§ **WHAT THE EXERCISE ASKS**
Count, in the listing that follows, every line containing the word "Make". Give the number by itself.

|---|

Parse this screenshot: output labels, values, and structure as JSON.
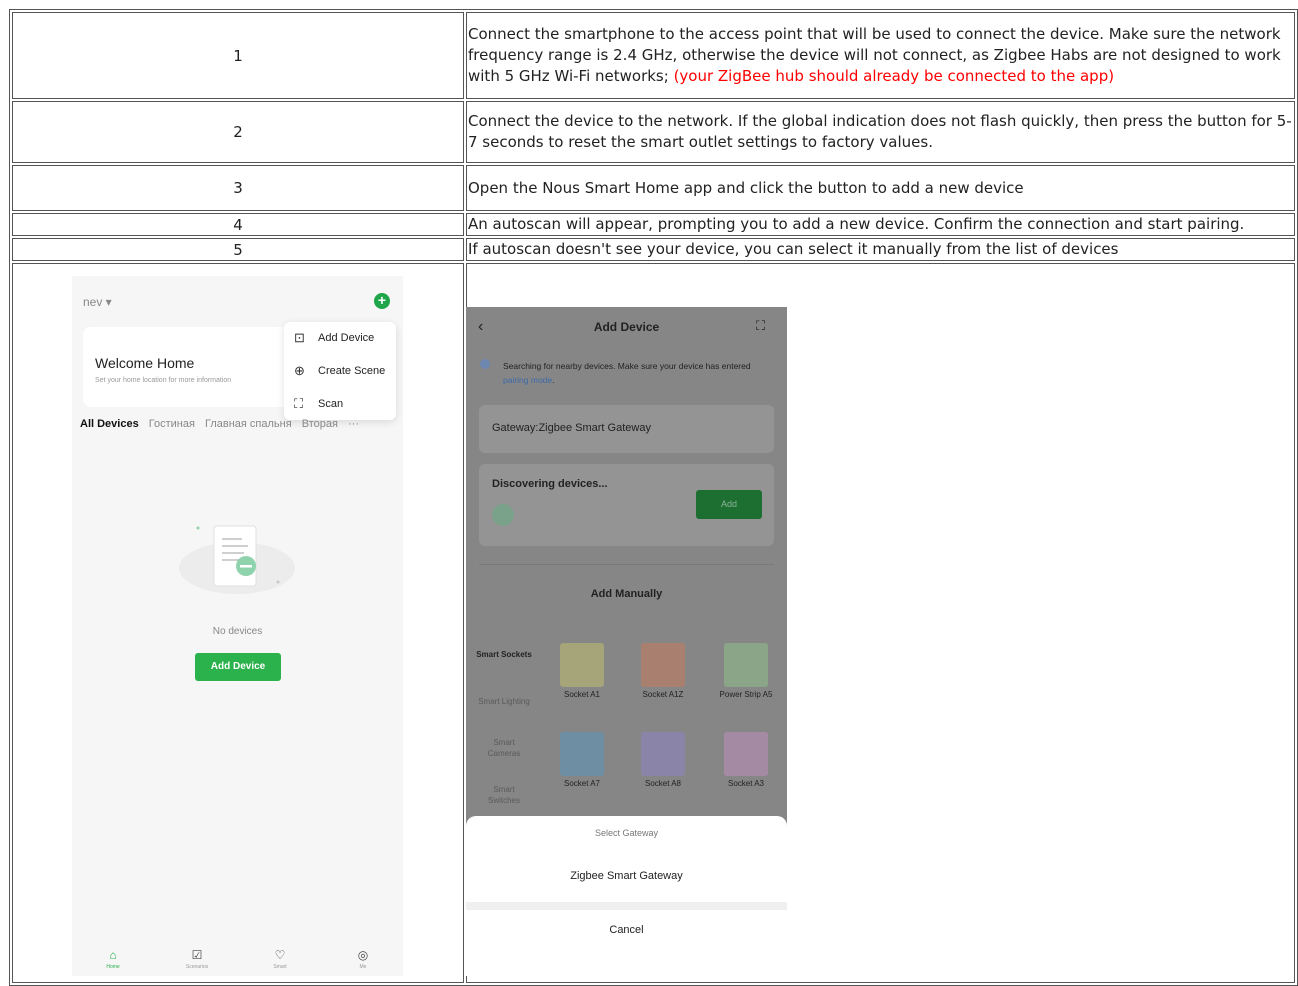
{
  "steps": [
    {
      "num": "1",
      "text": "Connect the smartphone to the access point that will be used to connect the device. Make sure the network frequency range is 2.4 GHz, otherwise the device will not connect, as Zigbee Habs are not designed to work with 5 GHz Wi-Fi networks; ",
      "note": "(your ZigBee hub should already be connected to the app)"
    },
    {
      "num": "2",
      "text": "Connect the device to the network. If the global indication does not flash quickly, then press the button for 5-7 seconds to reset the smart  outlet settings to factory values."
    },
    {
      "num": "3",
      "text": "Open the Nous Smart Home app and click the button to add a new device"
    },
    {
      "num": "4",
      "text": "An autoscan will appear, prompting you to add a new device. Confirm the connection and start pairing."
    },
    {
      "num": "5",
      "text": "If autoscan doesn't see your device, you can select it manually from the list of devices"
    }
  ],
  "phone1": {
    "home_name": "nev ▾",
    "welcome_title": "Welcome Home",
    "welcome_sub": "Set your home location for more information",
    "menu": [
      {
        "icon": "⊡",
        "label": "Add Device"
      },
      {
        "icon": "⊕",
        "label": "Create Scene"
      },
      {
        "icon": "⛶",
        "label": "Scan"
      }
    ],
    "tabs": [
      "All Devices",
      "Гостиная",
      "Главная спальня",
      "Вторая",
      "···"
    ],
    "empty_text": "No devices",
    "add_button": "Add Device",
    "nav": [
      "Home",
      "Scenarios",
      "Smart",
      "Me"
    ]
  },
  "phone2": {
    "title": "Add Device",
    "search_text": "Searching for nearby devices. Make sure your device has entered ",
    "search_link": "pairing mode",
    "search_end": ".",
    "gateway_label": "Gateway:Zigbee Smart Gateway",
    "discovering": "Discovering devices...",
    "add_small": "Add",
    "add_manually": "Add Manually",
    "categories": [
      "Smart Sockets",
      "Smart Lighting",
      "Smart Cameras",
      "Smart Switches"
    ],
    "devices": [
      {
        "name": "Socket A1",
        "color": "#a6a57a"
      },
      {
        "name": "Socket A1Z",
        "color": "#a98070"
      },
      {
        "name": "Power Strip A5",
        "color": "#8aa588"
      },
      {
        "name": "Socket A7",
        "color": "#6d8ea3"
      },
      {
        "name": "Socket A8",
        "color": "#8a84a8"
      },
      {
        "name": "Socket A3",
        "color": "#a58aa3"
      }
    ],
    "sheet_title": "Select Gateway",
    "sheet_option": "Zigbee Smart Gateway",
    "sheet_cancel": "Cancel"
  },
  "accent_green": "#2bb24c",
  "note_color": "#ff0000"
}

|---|

§ **OUTPUT FOR THIS TASK**
2